> **WHAT YOU HAVE TO DO**
Report every line below that has the string "this" in it.

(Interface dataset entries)
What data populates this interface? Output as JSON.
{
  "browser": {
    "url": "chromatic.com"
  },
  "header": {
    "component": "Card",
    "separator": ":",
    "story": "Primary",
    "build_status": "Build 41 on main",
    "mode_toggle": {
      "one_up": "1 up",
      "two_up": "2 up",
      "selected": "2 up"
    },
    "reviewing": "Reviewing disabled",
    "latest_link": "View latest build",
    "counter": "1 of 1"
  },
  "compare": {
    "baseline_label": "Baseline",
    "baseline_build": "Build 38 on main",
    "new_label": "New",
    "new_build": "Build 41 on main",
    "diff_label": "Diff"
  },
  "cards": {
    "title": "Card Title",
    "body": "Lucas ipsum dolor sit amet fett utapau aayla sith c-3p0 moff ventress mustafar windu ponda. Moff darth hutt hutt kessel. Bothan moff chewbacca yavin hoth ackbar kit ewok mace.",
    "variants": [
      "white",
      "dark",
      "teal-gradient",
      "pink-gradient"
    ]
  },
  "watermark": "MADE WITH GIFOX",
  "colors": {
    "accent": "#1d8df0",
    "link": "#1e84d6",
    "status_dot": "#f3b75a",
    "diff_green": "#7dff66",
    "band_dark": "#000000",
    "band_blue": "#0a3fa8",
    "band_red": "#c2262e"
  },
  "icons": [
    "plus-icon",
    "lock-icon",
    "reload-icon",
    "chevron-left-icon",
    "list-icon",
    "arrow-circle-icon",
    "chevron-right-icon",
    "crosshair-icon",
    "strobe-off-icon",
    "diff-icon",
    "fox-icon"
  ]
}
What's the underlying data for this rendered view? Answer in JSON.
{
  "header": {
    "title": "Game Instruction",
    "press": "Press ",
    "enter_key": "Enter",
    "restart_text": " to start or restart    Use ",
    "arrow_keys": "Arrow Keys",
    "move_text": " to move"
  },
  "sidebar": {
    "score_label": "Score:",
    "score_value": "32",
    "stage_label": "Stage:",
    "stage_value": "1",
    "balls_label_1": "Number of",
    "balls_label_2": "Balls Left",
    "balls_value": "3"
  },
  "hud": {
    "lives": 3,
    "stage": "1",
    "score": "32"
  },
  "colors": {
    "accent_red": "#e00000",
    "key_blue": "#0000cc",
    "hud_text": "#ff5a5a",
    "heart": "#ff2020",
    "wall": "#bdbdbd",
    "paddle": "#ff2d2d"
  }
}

> **EXERCISE RESPONSE**
What data populates this interface? Output as JSON.
What's the underlying data for this rendered view? Answer in JSON.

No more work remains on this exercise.